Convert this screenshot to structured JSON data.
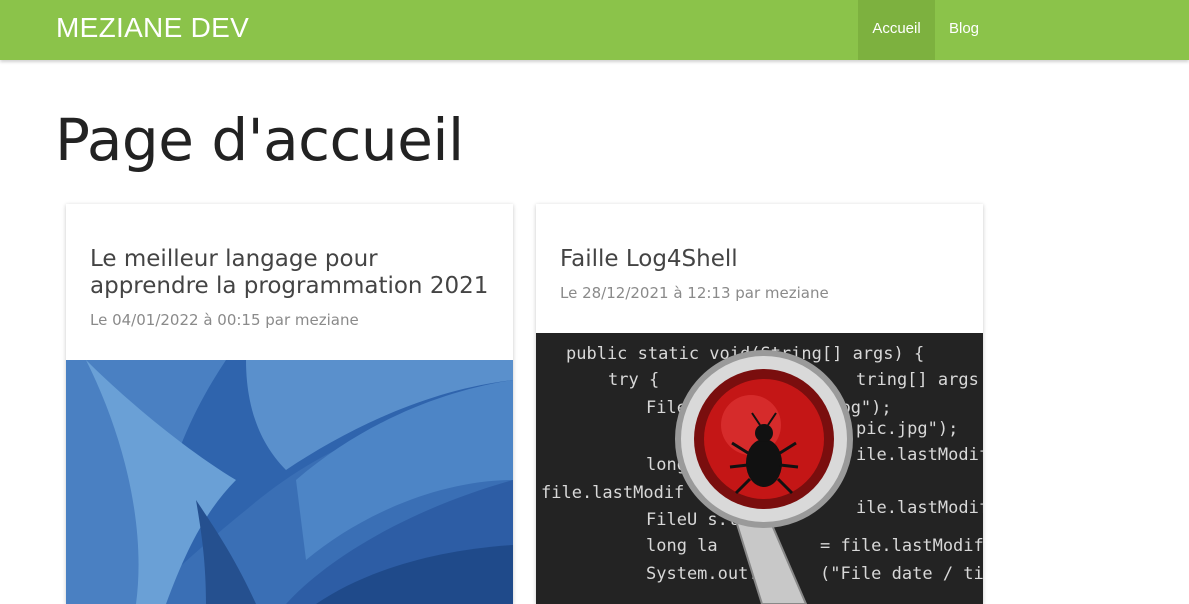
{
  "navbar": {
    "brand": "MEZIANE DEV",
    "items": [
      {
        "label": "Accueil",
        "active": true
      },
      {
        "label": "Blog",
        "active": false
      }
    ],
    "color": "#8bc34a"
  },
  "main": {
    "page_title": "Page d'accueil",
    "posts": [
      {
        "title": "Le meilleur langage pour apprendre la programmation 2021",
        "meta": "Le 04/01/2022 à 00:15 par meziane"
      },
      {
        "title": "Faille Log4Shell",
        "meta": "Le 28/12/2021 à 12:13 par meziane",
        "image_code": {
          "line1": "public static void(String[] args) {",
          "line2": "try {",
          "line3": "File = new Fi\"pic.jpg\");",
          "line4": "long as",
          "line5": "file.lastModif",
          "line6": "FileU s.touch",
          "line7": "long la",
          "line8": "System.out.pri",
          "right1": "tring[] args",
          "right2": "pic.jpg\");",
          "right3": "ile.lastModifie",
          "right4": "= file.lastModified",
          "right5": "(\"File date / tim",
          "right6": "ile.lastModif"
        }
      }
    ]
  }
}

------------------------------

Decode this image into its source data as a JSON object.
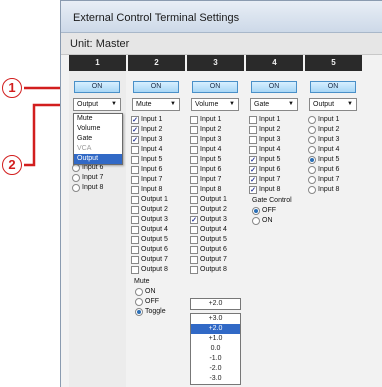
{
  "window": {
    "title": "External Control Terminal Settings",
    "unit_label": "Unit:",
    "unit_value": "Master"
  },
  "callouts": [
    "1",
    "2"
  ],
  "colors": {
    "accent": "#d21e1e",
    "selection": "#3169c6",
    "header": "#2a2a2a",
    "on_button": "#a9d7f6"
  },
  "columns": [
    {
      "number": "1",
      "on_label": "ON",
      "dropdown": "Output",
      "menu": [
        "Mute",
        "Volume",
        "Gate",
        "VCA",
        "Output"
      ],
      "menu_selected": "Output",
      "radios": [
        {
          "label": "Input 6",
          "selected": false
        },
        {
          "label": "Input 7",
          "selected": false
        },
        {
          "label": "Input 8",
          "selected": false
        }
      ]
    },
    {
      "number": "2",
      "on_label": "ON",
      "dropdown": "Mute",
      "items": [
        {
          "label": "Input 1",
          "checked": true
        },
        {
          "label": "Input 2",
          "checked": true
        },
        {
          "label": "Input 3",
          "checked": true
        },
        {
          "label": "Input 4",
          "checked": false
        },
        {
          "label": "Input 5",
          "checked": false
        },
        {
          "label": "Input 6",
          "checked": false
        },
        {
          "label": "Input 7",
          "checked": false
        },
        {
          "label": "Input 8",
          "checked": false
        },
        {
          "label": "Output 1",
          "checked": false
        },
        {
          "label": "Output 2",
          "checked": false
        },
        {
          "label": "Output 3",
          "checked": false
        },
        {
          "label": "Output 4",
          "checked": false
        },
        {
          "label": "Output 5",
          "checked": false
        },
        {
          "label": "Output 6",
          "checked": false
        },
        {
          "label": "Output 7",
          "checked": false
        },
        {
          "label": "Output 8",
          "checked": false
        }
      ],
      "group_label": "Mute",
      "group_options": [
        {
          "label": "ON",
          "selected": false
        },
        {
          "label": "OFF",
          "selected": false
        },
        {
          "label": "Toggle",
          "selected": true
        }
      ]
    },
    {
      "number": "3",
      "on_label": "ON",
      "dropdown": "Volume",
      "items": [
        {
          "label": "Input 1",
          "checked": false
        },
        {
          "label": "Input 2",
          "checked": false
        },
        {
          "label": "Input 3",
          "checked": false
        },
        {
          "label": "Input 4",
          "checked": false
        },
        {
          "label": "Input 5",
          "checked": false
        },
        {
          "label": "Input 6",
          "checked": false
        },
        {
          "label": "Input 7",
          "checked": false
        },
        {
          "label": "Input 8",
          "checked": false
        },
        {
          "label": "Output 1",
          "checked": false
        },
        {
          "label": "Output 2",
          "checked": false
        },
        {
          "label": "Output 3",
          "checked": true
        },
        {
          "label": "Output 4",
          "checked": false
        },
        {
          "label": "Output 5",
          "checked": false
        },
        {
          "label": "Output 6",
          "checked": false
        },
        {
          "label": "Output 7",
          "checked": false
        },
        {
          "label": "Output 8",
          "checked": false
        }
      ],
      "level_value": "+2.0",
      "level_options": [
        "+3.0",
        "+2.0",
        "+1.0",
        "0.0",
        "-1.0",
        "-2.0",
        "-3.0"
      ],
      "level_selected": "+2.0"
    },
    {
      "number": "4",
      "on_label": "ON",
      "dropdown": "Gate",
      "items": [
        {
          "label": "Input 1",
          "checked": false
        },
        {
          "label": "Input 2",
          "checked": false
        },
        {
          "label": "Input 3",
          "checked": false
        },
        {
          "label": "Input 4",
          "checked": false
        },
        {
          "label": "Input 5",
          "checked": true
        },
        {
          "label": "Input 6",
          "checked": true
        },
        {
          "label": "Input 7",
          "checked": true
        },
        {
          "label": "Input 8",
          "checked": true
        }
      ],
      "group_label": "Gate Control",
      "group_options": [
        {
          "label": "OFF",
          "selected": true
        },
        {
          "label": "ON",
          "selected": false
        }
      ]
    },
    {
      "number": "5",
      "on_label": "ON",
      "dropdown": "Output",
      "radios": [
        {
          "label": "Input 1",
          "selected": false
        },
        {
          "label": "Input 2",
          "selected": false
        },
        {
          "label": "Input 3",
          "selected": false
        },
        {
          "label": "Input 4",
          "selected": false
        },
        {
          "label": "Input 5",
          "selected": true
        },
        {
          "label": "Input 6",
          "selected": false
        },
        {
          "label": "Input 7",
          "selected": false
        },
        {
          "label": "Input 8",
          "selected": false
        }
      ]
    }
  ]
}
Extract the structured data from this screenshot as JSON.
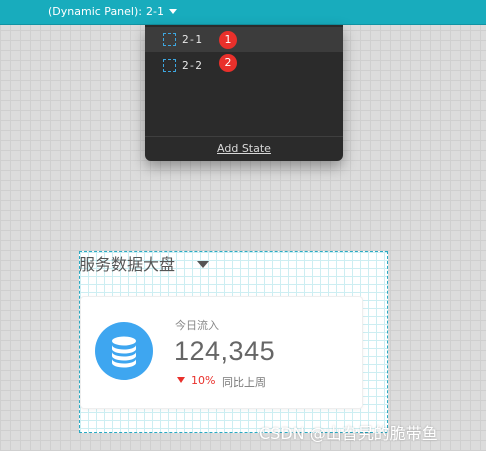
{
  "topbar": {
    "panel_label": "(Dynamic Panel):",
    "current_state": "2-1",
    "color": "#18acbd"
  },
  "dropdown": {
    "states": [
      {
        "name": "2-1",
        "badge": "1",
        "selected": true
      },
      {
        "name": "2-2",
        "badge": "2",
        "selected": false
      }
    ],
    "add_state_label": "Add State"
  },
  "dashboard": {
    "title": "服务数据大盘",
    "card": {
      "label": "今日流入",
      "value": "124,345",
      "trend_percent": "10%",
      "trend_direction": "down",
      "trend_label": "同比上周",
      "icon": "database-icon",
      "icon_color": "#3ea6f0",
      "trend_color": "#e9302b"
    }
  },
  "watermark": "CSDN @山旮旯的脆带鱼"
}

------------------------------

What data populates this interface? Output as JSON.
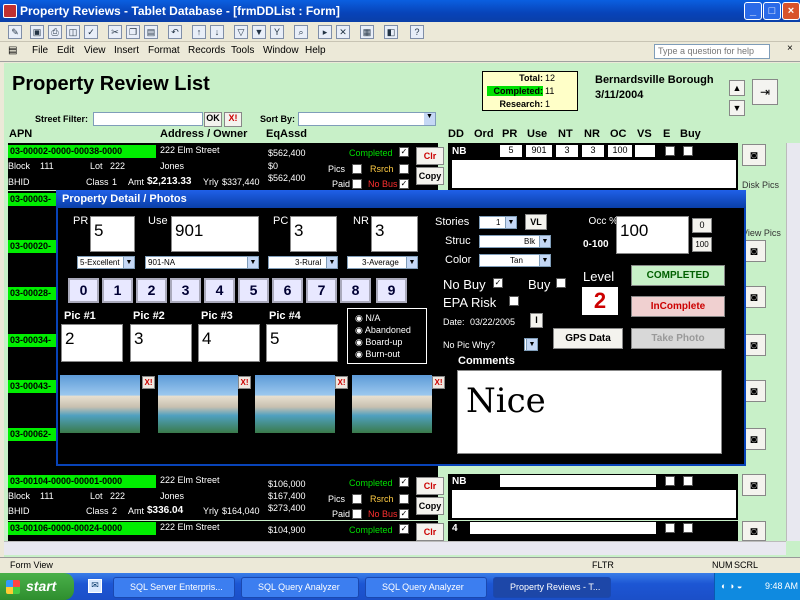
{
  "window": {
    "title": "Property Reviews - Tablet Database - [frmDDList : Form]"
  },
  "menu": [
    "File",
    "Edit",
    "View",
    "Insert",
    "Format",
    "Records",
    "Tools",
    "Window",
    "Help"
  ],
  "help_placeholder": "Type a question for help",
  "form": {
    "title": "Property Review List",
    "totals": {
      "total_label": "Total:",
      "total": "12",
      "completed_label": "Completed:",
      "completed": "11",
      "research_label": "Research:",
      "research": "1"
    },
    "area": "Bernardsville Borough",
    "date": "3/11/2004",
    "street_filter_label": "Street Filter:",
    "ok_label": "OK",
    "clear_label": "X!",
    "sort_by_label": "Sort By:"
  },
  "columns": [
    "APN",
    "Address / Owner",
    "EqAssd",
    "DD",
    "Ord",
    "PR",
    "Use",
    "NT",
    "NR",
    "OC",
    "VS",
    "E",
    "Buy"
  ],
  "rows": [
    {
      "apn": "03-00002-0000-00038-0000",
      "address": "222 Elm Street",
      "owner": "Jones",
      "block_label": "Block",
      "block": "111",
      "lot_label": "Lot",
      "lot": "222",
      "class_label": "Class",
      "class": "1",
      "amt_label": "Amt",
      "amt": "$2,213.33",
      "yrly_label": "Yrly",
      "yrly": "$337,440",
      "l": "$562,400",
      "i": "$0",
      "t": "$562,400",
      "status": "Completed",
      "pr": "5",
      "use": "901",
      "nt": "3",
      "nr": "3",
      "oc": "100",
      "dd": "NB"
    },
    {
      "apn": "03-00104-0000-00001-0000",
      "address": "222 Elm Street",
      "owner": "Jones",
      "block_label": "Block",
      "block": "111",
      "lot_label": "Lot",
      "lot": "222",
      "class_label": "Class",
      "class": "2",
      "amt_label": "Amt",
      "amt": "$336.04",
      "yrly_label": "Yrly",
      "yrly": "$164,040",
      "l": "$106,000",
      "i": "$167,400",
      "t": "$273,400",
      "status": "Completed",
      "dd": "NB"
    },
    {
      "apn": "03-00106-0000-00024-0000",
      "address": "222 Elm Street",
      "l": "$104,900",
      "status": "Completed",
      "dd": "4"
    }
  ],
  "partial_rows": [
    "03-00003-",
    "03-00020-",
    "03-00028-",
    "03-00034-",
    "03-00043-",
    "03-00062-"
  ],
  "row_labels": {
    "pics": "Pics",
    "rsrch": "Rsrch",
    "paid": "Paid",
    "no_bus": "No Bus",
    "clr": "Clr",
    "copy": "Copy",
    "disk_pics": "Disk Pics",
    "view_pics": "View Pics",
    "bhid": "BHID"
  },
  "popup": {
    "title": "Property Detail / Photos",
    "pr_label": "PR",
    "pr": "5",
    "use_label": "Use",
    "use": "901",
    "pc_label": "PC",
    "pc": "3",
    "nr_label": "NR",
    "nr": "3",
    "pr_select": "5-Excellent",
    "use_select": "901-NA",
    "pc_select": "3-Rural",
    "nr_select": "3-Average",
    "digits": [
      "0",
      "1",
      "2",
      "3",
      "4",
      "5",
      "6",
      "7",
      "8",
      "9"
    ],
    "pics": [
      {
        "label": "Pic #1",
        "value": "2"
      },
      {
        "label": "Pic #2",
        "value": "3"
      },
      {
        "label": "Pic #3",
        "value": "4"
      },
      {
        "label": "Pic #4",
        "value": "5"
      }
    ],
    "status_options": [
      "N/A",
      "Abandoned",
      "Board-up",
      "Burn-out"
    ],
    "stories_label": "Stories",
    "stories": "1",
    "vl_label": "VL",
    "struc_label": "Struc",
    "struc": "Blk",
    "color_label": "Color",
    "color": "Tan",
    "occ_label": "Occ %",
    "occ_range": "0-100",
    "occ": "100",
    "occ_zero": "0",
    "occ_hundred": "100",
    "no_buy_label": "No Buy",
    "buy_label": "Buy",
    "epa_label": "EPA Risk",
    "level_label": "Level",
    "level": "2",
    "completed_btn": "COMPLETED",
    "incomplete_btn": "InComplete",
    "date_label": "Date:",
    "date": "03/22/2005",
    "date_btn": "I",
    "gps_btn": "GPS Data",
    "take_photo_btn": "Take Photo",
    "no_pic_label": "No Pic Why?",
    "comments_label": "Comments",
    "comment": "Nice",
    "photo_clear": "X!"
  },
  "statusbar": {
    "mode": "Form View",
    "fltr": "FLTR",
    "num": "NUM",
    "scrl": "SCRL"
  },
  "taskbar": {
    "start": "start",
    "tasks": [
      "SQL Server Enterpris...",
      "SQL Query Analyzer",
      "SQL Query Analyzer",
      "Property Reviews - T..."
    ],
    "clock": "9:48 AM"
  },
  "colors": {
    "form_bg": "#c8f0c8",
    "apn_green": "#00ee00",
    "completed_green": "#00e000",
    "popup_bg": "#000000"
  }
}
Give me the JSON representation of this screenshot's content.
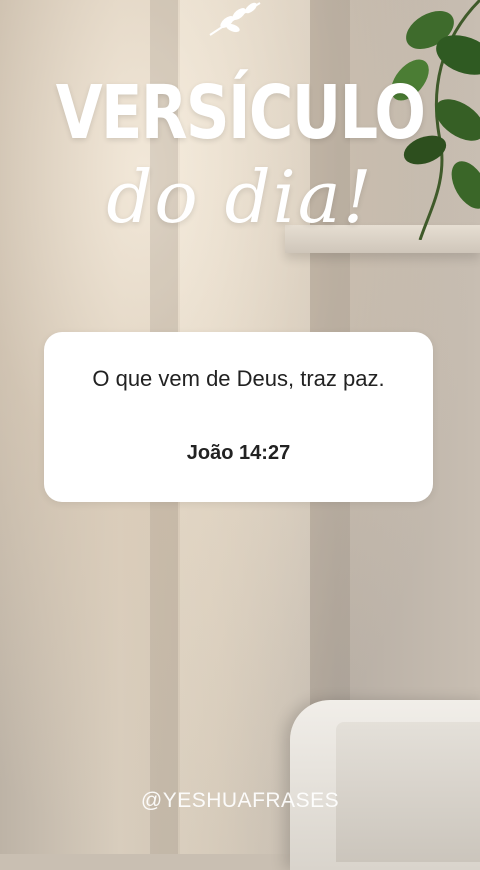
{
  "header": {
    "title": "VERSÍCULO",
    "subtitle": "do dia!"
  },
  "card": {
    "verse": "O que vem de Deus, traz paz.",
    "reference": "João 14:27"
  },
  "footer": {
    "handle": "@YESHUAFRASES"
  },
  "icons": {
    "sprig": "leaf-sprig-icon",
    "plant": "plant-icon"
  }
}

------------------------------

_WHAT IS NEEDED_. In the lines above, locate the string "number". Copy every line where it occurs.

_THE ANSWER_.
      "number": "1",
      "number": "2",
      "number": "3",
      "number": "4",
      "number": "5",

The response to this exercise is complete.